- Assignment -
Each line of the data must be copied exactly.

- Data about app and page elements -
☆ ☆ ☆
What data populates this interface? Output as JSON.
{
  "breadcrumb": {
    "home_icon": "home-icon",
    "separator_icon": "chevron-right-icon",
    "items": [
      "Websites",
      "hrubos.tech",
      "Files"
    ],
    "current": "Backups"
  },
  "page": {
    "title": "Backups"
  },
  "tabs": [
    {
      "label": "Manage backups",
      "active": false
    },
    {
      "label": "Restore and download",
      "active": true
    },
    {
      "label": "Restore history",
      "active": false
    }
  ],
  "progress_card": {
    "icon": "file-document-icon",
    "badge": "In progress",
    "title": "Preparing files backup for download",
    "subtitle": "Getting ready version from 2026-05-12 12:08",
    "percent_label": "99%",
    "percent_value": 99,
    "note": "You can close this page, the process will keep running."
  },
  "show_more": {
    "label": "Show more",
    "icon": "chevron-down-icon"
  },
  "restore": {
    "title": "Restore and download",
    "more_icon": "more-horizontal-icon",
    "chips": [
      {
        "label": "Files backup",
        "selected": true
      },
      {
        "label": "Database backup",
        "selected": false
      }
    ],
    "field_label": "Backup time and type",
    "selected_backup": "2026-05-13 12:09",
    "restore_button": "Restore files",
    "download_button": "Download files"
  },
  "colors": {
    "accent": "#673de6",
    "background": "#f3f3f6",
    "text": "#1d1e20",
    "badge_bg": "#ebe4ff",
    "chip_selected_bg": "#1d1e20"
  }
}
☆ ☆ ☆
- Answer section -
What data populates this interface? Output as JSON.
{
  "breadcrumb": {
    "home_icon": "home-icon",
    "separator_icon": "chevron-right-icon",
    "items": [
      "Websites",
      "hrubos.tech",
      "Files"
    ],
    "current": "Backups"
  },
  "page": {
    "title": "Backups"
  },
  "tabs": [
    {
      "label": "Manage backups",
      "active": false
    },
    {
      "label": "Restore and download",
      "active": true
    },
    {
      "label": "Restore history",
      "active": false
    }
  ],
  "progress_card": {
    "icon": "file-document-icon",
    "badge": "In progress",
    "title": "Preparing files backup for download",
    "subtitle": "Getting ready version from 2026-05-12 12:08",
    "percent_label": "99%",
    "percent_value": 99,
    "note": "You can close this page, the process will keep running."
  },
  "show_more": {
    "label": "Show more",
    "icon": "chevron-down-icon"
  },
  "restore": {
    "title": "Restore and download",
    "more_icon": "more-horizontal-icon",
    "chips": [
      {
        "label": "Files backup",
        "selected": true
      },
      {
        "label": "Database backup",
        "selected": false
      }
    ],
    "field_label": "Backup time and type",
    "selected_backup": "2026-05-13 12:09",
    "restore_button": "Restore files",
    "download_button": "Download files"
  },
  "colors": {
    "accent": "#673de6",
    "background": "#f3f3f6",
    "text": "#1d1e20",
    "badge_bg": "#ebe4ff",
    "chip_selected_bg": "#1d1e20"
  }
}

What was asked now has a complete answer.